● Work instructions
Pictures stay out of the answer, but every line of the material must be restated exactly.
━━━━━ Records supplied ━━━━━
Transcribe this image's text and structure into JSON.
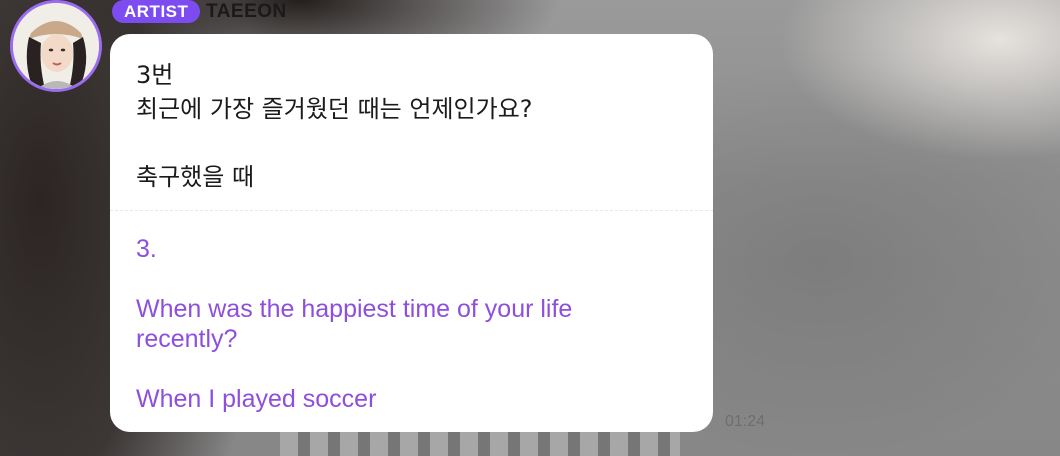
{
  "sender": {
    "badge": "ARTIST",
    "name": "TAEEON",
    "avatar_icon": "profile-photo"
  },
  "message": {
    "original_lines": [
      "3번",
      "최근에 가장 즐거웠던 때는 언제인가요?",
      "축구했을 때"
    ],
    "translation": {
      "number": "3.",
      "question_line1": "When was the happiest time of your life",
      "question_line2": "recently?",
      "answer": "When I played soccer"
    },
    "time": "01:24"
  },
  "colors": {
    "accent": "#7d4cf0",
    "translation_text": "#8d4fdc",
    "bubble": "#ffffff"
  }
}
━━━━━
● Written response
Transcribe this image's text and structure into JSON.
{
  "sender": {
    "badge": "ARTIST",
    "name": "TAEEON",
    "avatar_icon": "profile-photo"
  },
  "message": {
    "original_lines": [
      "3번",
      "최근에 가장 즐거웠던 때는 언제인가요?",
      "축구했을 때"
    ],
    "translation": {
      "number": "3.",
      "question_line1": "When was the happiest time of your life",
      "question_line2": "recently?",
      "answer": "When I played soccer"
    },
    "time": "01:24"
  },
  "colors": {
    "accent": "#7d4cf0",
    "translation_text": "#8d4fdc",
    "bubble": "#ffffff"
  }
}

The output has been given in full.